A Year Later, Question Remains: Why Did Two Grande Aire Planes
Crash Hours Apart?
Steve and Judy Forshay have been grieving the loss of their son
for almost a year now. They're not satisfied with what little they
know about his death even now and are becoming advocates for change
in the air cargo industry.
"It is still a difficult thing to accept," Steve Forshay
(pictured above, center, with wife Judy, left) said in an interview
with the Toledo Blade.
"You're devastated. Absolutely devastated," said Judy, obviously
fighting back the tears that still spring to her eyes a year
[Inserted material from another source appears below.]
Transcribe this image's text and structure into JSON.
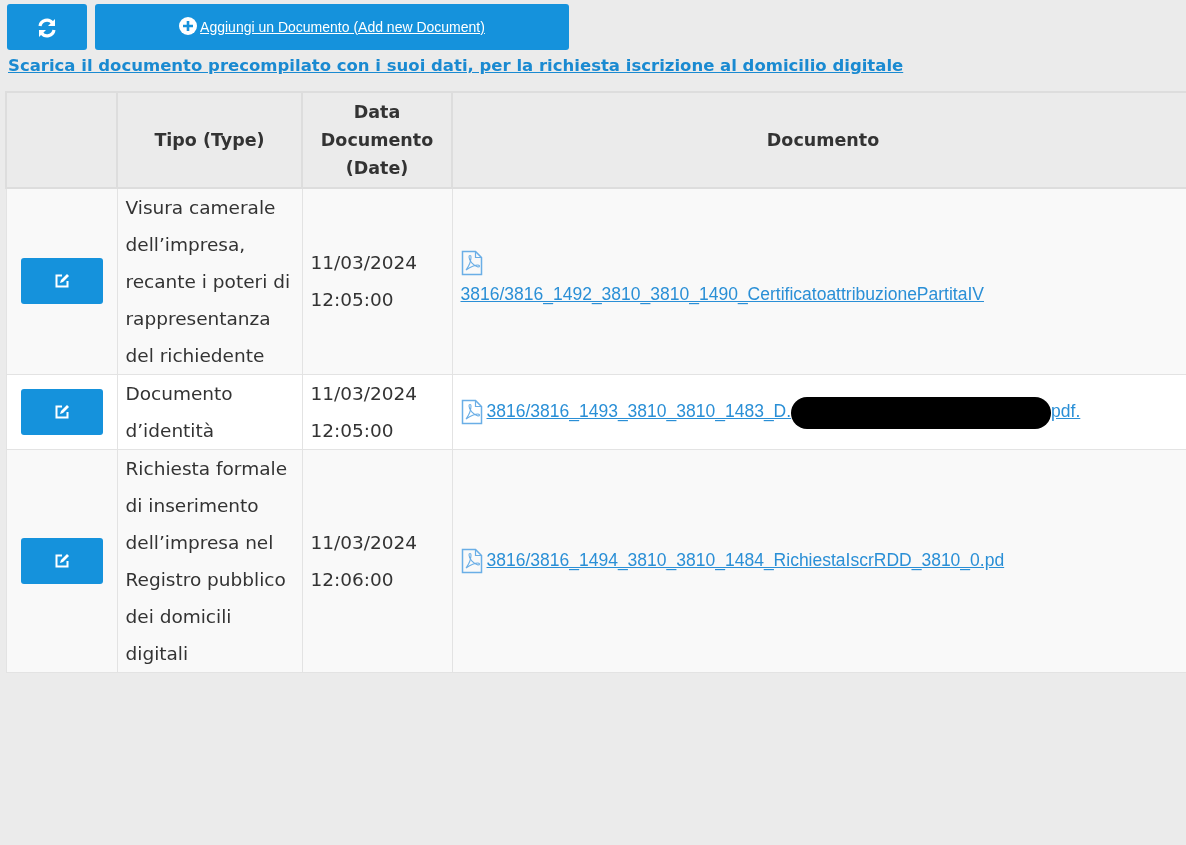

It happened on April 8, 2003. Steven "Will" Forshay, 37, was one
of three crew members aboard a Grande Aire Dassault DA-20 (file
photo of type in military configuration, below) on approach to
Toledo Express Airport (OH). The weather was cold and misty. Along
with chief pilot, Wallis Bouldin, 32, and the flight's first
officer, David Davenport, 40, they flew from Toledo to Grand Rapids
(MI) to pick up cargo, and then to drop it off in Traverse City.
The younger Forshay was still working on his DA-20 type
certification. He was taking instruction from the other two crew
members on the way home.
Forshay and Bouldin were at the controls when they made their
initial approach to Toledo Express. They missed that approach --
perhaps intentionally (as part of Forshay's training) -- and
maneuvered through the airspace for a second attempt. That's when
things apparently went horribly wrong.
At approximately 1:45, Approach cleared the Falcon to contact
the tower at Toledo Blade. Bouldin acknowledged the instruction,
but never showed up on the tower frequency. Two minutes and 40
seconds later, the Falcon disappeared from radar.
Witnesses say the aircraft was unusually low as it approached
the airport. Some said they heard popping sounds that might be
indicative of a flame-out. Still others said outright that one of
the aircraft's engines seemed to quit on approach.
The burning wreckage of the Grande Aire DA-20 was found about a
mile and a half short of the approach end of the runway. All on
board lost their lives.
The same day, another Grande Aire flight -- this one in St.
Louis -- went down in what federal officials called a tragic case
of fuel mismanagement. Two pilots were injured in that mishap.
Now, Grande Aire has changed its name to Tri-Coastal. It's still
locked in a massive financial struggle and executives refuse to
discuss the company's future. It's selling its hangar at Toledo
Express, where it owes more than $100,000 in airport fees. The
Toledo Blade reports company owner Tahir Cheema, appears ready to
move to Alabama where he apparently plans to start a new
Will Forshay's parents now attend air cargo safety events and
plan to become big-time advocates for increased air safety.
"This is what Will would do for us," his mother said. "He would
not drop the ball. He wouldn't be content. He would make it